# [What you need to do]
Below are the records; copy each line in them that holds the word "icon".

# [Records supplied]

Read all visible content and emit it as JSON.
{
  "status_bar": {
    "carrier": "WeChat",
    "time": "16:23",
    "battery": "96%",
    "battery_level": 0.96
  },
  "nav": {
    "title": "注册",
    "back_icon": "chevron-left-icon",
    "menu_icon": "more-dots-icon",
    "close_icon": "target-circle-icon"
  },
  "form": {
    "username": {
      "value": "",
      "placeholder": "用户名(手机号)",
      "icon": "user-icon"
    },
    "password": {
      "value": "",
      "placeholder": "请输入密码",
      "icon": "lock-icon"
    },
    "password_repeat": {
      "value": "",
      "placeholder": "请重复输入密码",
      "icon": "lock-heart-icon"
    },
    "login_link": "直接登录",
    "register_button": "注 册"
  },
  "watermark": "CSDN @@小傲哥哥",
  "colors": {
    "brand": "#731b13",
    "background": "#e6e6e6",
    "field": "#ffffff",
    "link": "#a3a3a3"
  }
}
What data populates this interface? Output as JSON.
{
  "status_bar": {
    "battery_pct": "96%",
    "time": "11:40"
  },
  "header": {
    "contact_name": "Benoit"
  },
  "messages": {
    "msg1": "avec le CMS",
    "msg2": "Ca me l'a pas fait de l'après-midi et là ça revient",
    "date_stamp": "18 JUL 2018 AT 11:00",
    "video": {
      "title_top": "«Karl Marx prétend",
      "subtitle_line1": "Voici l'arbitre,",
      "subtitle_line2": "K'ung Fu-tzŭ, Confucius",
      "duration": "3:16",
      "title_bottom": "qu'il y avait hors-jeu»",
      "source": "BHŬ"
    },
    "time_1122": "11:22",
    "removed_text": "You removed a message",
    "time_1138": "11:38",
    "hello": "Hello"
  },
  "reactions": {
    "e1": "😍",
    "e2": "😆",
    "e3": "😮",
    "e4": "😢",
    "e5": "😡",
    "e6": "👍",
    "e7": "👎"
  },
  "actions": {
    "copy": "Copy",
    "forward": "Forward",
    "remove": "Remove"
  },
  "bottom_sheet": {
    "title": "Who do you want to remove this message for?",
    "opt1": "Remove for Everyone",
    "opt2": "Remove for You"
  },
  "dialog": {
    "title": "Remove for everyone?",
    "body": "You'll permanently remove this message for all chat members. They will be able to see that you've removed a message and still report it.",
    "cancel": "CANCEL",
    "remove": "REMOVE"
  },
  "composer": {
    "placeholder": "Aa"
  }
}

# [Completed exercise]
    "back_icon": "chevron-left-icon",
    "menu_icon": "more-dots-icon",
    "close_icon": "target-circle-icon"
      "icon": "user-icon"
      "icon": "lock-icon"
      "icon": "lock-heart-icon"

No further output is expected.